====== Information given

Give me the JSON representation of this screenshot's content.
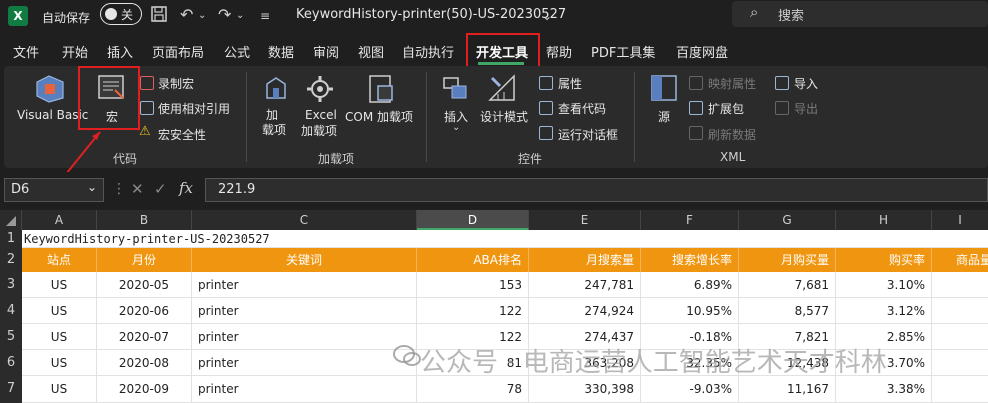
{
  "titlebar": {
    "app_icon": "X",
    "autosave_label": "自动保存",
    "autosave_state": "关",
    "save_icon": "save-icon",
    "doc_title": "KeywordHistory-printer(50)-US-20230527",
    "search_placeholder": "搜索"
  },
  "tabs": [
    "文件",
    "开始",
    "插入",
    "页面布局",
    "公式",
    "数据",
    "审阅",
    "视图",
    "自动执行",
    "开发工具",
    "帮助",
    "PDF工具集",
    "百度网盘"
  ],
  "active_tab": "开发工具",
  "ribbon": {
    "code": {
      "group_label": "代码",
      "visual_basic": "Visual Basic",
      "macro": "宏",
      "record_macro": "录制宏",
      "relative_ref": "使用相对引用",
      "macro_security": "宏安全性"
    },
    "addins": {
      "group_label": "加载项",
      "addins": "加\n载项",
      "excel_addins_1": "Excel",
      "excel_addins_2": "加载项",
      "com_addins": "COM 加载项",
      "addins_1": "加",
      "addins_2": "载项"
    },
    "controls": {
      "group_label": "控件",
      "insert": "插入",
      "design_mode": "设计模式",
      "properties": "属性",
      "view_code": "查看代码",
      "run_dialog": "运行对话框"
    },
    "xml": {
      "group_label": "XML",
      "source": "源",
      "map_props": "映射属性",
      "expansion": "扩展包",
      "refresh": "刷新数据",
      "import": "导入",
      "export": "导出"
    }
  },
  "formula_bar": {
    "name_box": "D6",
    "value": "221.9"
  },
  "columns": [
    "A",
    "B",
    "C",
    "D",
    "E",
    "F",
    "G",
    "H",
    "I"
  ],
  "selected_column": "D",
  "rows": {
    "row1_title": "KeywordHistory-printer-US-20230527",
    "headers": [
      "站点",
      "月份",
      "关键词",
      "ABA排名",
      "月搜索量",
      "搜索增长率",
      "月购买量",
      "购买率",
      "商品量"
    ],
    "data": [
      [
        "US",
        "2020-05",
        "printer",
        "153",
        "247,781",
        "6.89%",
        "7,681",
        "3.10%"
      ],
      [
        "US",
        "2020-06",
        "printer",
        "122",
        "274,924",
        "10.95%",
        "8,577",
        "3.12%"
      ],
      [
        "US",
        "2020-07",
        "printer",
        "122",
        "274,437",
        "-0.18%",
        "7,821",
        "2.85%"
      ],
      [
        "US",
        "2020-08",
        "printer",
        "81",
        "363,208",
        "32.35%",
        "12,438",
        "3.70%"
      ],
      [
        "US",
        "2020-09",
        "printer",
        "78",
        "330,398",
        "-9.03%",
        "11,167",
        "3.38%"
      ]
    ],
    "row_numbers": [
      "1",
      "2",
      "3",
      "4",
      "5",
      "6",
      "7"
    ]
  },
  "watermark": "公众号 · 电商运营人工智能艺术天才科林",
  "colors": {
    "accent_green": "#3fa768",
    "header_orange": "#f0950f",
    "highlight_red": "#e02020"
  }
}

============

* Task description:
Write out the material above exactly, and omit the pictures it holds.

* Task output:
Give me the JSON representation of this screenshot's content.
{
  "titlebar": {
    "app_icon": "X",
    "autosave_label": "自动保存",
    "autosave_state": "关",
    "save_icon": "save-icon",
    "doc_title": "KeywordHistory-printer(50)-US-20230527",
    "search_placeholder": "搜索"
  },
  "tabs": [
    "文件",
    "开始",
    "插入",
    "页面布局",
    "公式",
    "数据",
    "审阅",
    "视图",
    "自动执行",
    "开发工具",
    "帮助",
    "PDF工具集",
    "百度网盘"
  ],
  "active_tab": "开发工具",
  "ribbon": {
    "code": {
      "group_label": "代码",
      "visual_basic": "Visual Basic",
      "macro": "宏",
      "record_macro": "录制宏",
      "relative_ref": "使用相对引用",
      "macro_security": "宏安全性"
    },
    "addins": {
      "group_label": "加载项",
      "addins": "加\n载项",
      "excel_addins_1": "Excel",
      "excel_addins_2": "加载项",
      "com_addins": "COM 加载项",
      "addins_1": "加",
      "addins_2": "载项"
    },
    "controls": {
      "group_label": "控件",
      "insert": "插入",
      "design_mode": "设计模式",
      "properties": "属性",
      "view_code": "查看代码",
      "run_dialog": "运行对话框"
    },
    "xml": {
      "group_label": "XML",
      "source": "源",
      "map_props": "映射属性",
      "expansion": "扩展包",
      "refresh": "刷新数据",
      "import": "导入",
      "export": "导出"
    }
  },
  "formula_bar": {
    "name_box": "D6",
    "value": "221.9"
  },
  "columns": [
    "A",
    "B",
    "C",
    "D",
    "E",
    "F",
    "G",
    "H",
    "I"
  ],
  "selected_column": "D",
  "rows": {
    "row1_title": "KeywordHistory-printer-US-20230527",
    "headers": [
      "站点",
      "月份",
      "关键词",
      "ABA排名",
      "月搜索量",
      "搜索增长率",
      "月购买量",
      "购买率",
      "商品量"
    ],
    "data": [
      [
        "US",
        "2020-05",
        "printer",
        "153",
        "247,781",
        "6.89%",
        "7,681",
        "3.10%"
      ],
      [
        "US",
        "2020-06",
        "printer",
        "122",
        "274,924",
        "10.95%",
        "8,577",
        "3.12%"
      ],
      [
        "US",
        "2020-07",
        "printer",
        "122",
        "274,437",
        "-0.18%",
        "7,821",
        "2.85%"
      ],
      [
        "US",
        "2020-08",
        "printer",
        "81",
        "363,208",
        "32.35%",
        "12,438",
        "3.70%"
      ],
      [
        "US",
        "2020-09",
        "printer",
        "78",
        "330,398",
        "-9.03%",
        "11,167",
        "3.38%"
      ]
    ],
    "row_numbers": [
      "1",
      "2",
      "3",
      "4",
      "5",
      "6",
      "7"
    ]
  },
  "watermark": "公众号 · 电商运营人工智能艺术天才科林",
  "colors": {
    "accent_green": "#3fa768",
    "header_orange": "#f0950f",
    "highlight_red": "#e02020"
  }
}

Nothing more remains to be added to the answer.